What is evangelism?
Professor C.H. Dodd in his ‘The Apostolic Preaching and its Developments’ has done the whole church service by pointing out that only one kind of preaching is evangelism although there were teachers, catechists and evangelists in the first century church. “For the Early Church, then to preach was by no means the same thing as to deliver moral instructions or exhortations. While the Church was concerned to hand on its teaching of the Lord, it was not by this that it made converts. It was by kerygma, says Paul (not by didache), that it pleased God to save men …… Much of our preaching in church at the present day would not have been recognised by early Christians as kerygma. It is teaching, or exhortation, or it is what they called homilia, that is, the more or less informal discussion of various aspects of Christian life and thought, addressed to a congregation already established in the faith.” Are the missionaries of the future to be missionaries of Christ or missionaries of the Christian civilisation of the West? Do the missionaries of our Christian churches go out to proclaim to the world the unique and divine fact of the Incarnation or to carry to the non-Christian world the benefits of education, medicine, generally humanitarian values, which have grown up in our civilisation under the stimulus and guidance of the Christian faith?

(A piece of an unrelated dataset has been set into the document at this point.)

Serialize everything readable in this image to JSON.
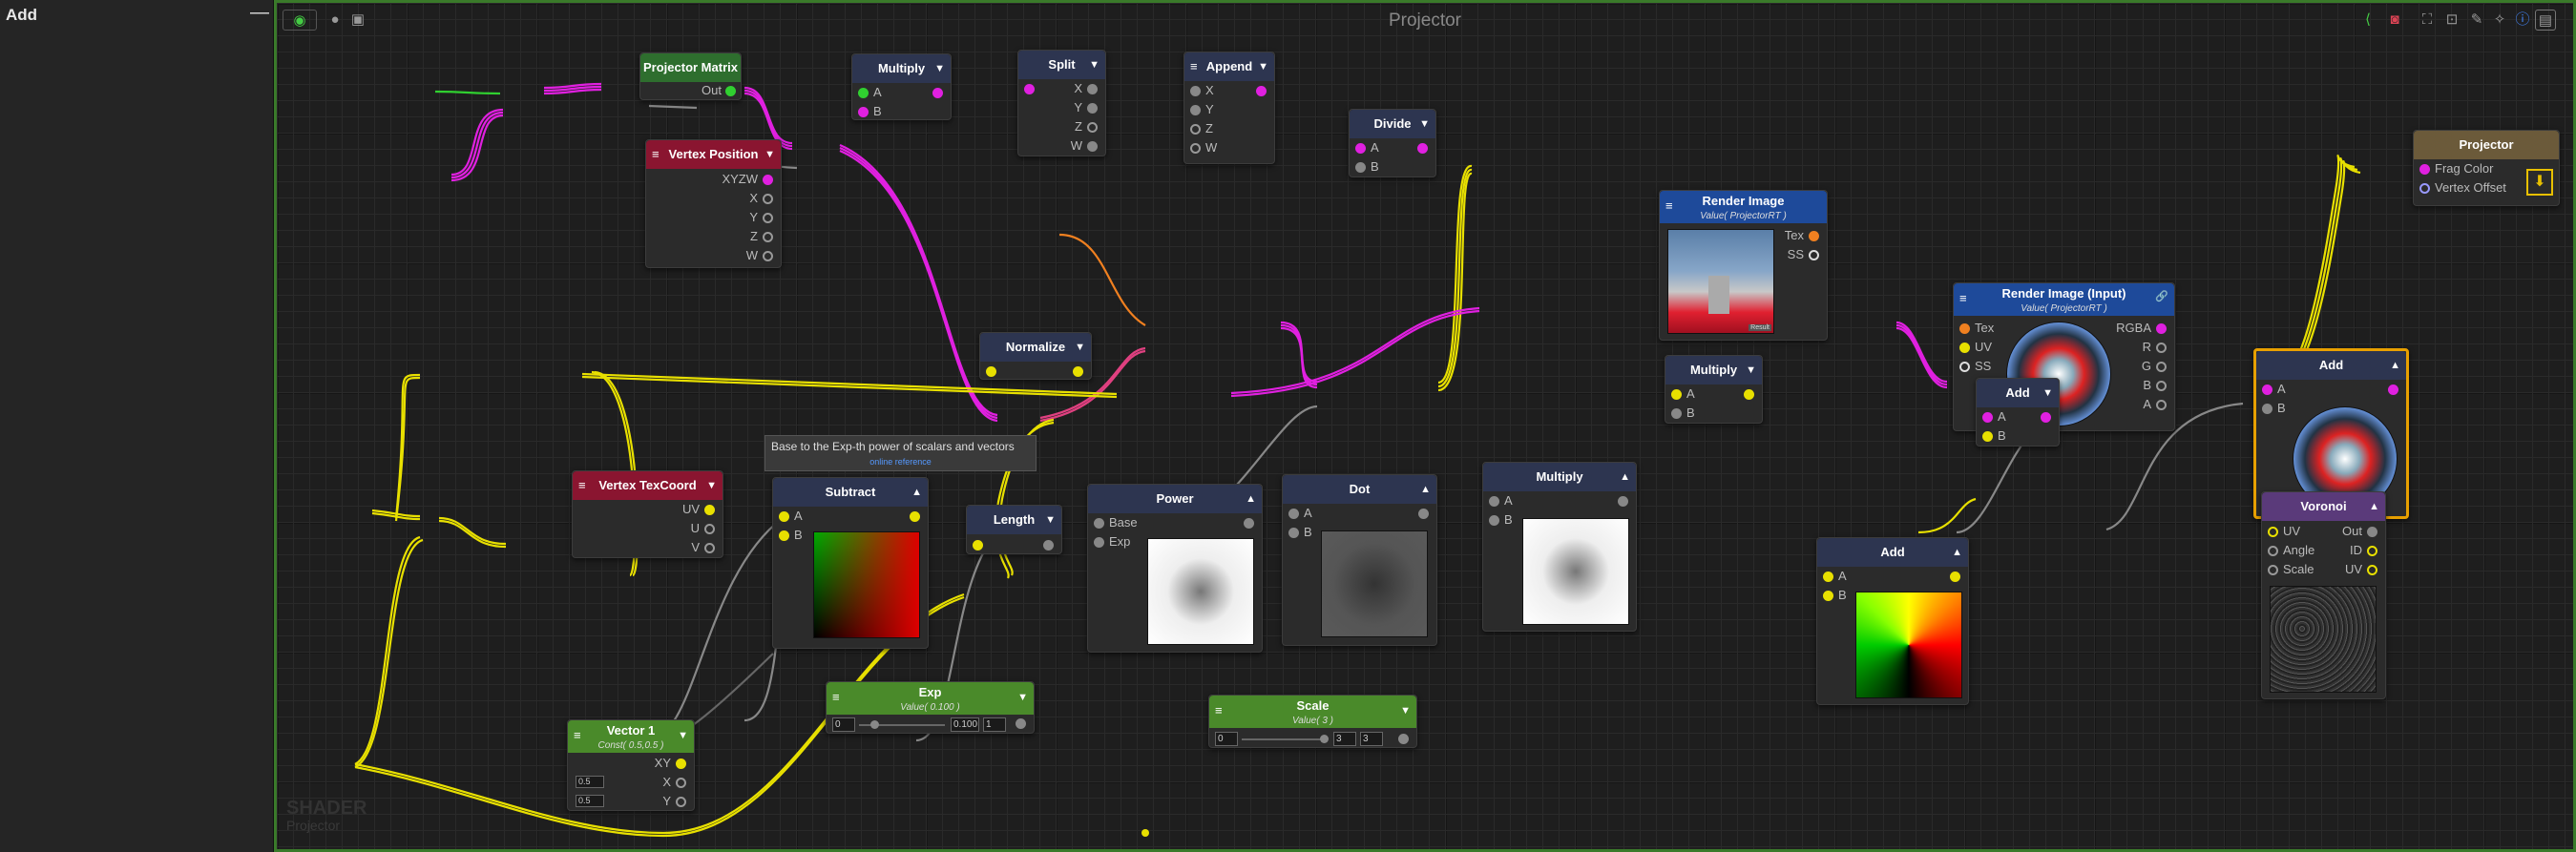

Now this primary message of evangelism was confined to a few basic facts. Paul calls it the word of the Cross. It was Christ and Him crucified not the wide periphery but the very heart of the Gospel message.
The Encyclopaedia Britannica states: “Evangelism stands for a certain interpretation of Christianity emphasising the objective atonement of Christ, the necessity of new birth or conversion and salvation through faith. This is a fair statement of the essentials of the evangel. Paul made this very message central and primary in 1 Corinthians 15:1-2.
> “Now brothers, I would have you know the gospel I once preached to you, the gospel you received, the gospel in which you have your footing, the gospel by which you are saved provided you adhere to my statement of it unless indeed your faith was all haphazard” (Moffat’s translation).
And what then is this message of good news, this gospel: > “That Christ died for our sins as the scriptures has said, that he was buried and that he rose on the third day.”
There is no other evangel than these historic facts and their tremendous implications. Any kind of evangelism that is silent in this respect is no evangelism at all. If Christ died for our sins, His death was a reality and His resurrection confirms its necessity and validity as the only atonement for sin. The Cross is the one central message and method and power of Christianity.
We are sent not to preach sociology but salvation; not economics but evangelism; not reform but redemption; not culture but conversion; not progress but pardon; not the new social order but the new birth; not revolution but regeneration; not renovation but revival; not resuscitation but resurrection; not a new organisation but a new creation; not democracy but the Gospel; not civilisation but Christ. We are ambassadors not diplomats.
It is time that a protest is made against the misuse of the word evangelism. It has only one etymological, New Testament, historical and theological connotation, namely, to tell the good news of One who came to earth to die on the cross for us; who rose again and ever lives to intercede for those who repent and believe the Gospel. To evangelise is to win disciples, to become fishers of men, to carry the gospel message directly to all nations.
Even prayer, private and public is not evangelism and should not be its substitute. We all pray for our children and grandchildren. But do we ever evangelise them? It is so much easier to talk about them to Christ than to talk to them about Christ.